Saturday, September 12, 2009

Make Positive Training Work for You

Here are some steps to take for successful positive training.
I do positive reinforcement training in my classes. It isn't the only way to train, but I do know that it works the best for the most dogs. These are just a few tips to make positive training work for you.
  1. Create an environment where your dog can make fewer mistakes. For example put your shoes away, place the garbage in a safe place, and keep a dog that is not housebroken off of carpeted floors.
  2. Supervise your dog fully so you can not only prevent mistakes but also catch your doing something right like making eye contact, or playing with its own toys or lying calmly in its crate. Often we spend so much time interacting with our dogs when they are misbehaving, that they learn those behaviors are the best way to get our attention (even if it’s bad attention) and continue to do them.
  3. Ignore bad behavior or at least don’t inadvertently reinforce it. If your dog is doing attention seeking behaviors like jumping or barking at you, it is best to ignore those behaviors.
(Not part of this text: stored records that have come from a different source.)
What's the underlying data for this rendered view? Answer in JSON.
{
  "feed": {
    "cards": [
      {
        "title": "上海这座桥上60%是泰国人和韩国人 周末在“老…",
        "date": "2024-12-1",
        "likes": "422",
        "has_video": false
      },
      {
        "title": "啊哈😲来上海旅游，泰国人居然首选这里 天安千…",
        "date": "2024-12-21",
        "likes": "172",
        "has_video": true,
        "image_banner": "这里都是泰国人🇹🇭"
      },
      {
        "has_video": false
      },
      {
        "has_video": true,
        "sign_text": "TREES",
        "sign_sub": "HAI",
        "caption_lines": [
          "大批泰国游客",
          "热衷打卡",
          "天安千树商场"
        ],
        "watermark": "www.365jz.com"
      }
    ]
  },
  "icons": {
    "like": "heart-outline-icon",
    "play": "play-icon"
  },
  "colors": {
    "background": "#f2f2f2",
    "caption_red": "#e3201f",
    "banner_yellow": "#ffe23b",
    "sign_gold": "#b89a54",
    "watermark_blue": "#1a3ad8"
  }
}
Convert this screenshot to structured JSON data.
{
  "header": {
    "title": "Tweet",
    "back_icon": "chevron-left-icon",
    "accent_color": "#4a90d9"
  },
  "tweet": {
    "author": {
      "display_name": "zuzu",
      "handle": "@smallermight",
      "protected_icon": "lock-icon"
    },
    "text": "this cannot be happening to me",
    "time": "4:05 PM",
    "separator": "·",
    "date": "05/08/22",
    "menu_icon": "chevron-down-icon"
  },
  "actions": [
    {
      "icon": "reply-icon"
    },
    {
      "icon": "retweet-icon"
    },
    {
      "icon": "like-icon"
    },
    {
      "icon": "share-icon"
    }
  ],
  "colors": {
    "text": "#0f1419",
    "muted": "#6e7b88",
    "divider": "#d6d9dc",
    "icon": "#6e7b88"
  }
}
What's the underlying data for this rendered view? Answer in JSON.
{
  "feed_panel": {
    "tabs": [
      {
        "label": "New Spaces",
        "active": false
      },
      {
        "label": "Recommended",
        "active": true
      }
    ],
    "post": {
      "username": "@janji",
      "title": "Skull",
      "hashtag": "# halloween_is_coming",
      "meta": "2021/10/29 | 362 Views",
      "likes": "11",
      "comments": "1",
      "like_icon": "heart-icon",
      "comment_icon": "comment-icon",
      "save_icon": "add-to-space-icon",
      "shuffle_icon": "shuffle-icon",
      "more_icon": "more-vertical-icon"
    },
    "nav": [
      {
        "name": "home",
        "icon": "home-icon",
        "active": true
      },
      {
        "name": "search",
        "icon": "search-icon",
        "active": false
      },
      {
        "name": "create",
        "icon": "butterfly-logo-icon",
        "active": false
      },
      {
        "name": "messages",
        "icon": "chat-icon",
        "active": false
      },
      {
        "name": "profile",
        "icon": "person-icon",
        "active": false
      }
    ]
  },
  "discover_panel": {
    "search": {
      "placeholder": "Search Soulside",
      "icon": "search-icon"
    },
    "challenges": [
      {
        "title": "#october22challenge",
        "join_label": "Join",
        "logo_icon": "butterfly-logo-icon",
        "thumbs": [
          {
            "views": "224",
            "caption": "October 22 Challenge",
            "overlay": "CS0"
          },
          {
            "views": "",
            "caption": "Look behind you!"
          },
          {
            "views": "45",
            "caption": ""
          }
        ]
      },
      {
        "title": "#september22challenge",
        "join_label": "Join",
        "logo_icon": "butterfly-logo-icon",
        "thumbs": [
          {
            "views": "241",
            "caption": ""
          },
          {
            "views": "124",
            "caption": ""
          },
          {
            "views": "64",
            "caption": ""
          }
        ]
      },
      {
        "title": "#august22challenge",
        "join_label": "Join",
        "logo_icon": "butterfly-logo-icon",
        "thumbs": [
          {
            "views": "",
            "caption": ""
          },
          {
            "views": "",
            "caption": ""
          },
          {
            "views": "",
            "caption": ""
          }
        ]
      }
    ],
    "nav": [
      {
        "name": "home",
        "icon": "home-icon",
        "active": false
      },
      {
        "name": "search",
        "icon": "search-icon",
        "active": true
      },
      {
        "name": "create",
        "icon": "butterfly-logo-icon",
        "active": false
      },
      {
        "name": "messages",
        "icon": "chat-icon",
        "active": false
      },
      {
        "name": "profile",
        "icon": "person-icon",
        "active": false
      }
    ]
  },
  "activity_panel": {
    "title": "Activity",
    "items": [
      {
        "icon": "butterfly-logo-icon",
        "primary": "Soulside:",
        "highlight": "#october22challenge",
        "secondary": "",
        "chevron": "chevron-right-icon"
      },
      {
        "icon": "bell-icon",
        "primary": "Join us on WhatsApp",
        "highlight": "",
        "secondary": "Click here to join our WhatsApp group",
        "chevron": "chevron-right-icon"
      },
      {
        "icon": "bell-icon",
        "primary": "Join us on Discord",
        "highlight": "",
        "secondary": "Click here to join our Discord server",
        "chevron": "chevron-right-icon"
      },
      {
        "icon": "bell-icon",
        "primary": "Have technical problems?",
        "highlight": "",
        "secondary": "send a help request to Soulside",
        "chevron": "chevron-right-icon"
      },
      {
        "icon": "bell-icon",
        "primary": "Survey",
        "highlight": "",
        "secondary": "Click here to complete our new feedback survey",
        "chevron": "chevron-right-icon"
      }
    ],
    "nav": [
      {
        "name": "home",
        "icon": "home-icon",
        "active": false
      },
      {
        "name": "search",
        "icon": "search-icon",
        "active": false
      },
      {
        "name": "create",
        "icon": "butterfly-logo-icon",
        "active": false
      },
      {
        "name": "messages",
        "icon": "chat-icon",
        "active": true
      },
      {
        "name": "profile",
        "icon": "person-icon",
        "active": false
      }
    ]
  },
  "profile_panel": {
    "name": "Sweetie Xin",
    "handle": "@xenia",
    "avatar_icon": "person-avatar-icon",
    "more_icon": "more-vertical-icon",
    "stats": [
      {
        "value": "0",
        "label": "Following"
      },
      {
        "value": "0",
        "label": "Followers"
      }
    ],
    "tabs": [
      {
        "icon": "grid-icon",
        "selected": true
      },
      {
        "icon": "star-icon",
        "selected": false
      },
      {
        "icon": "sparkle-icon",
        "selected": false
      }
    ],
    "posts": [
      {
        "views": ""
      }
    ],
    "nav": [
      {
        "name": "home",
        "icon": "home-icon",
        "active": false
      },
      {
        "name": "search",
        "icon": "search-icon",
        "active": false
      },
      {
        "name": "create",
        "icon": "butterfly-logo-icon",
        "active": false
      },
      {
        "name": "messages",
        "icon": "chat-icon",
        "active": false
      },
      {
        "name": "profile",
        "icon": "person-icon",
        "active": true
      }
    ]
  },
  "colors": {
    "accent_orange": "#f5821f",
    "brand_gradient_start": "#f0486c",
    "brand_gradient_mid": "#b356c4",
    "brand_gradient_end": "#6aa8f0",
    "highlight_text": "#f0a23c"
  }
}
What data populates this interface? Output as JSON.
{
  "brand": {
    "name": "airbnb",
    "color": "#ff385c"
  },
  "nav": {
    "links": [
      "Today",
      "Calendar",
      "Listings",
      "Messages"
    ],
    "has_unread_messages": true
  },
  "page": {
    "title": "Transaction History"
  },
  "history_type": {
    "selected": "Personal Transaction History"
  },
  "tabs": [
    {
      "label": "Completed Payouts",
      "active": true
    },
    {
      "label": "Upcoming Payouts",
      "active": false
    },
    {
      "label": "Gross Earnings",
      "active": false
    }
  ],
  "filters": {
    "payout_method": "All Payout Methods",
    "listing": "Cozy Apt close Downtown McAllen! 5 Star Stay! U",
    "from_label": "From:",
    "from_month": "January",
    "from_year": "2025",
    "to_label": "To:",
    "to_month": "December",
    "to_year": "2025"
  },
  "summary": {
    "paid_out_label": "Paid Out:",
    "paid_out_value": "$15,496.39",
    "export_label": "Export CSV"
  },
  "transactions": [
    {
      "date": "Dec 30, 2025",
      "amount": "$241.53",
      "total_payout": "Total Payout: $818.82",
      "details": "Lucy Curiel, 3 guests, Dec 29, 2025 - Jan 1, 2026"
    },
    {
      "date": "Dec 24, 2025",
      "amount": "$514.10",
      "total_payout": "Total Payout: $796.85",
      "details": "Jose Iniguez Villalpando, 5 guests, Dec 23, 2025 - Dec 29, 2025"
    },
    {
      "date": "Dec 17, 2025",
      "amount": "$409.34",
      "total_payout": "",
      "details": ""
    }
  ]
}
A dog won’t waste its energy doing something that doesn’t get it anything.
  4. Provide consequences to your dog’s behavior. This is how your dog learns what to do. Behaviors that are rewarded will be repeated. That doesn’t just mean behaviors you are training but everything your dog does to get what it wants. For example the first time your dog pulls something off the countertop that behavior has been rewarded and is highly likely to be repeated. If your dog can provide its own good consequences, it is less likely to look to you for rewards. Your dog may blow you off instead of trying to meet your impossibly high expectations.
  5. Establish which things motivate your dog to use as rewards, then, control your dog’s access to those things. The two most obvious examples are food and your attention but toys, walks and even sniffing can be considered motivators for which you can and should control dog’s access.
  6. Keep your training sessions short and successful. It takes several repetitions for your dog to learn something, but those repetitions don’t have to be all in one session.
  7. Train new behaviors initially in a minimally distracting location, then practice in as many different locations as you can. Keep in mind that in early stages of training, whenever you change locations, you may need to lower your expectations until your dog clearly understands your instructions apply no matter what your surroundings are.
  8. Be very clear and consistent with your cues and your expectations. It is fine to have high expectations just keep in mind you need to take baby steps to reach them.
  9. Don’t only tell your dog what not to do; you must also provide an appropriate alternative behavior, especially for compulsive behaviors like chewing. You can tell a dog not to chew on a chair leg, but unless you provide an acceptable chew thing, the dog will probably just move on to the table leg and so on.
  10. Until your dog is doing something perfectly, you are still training that behavior. Training is a lifelong process.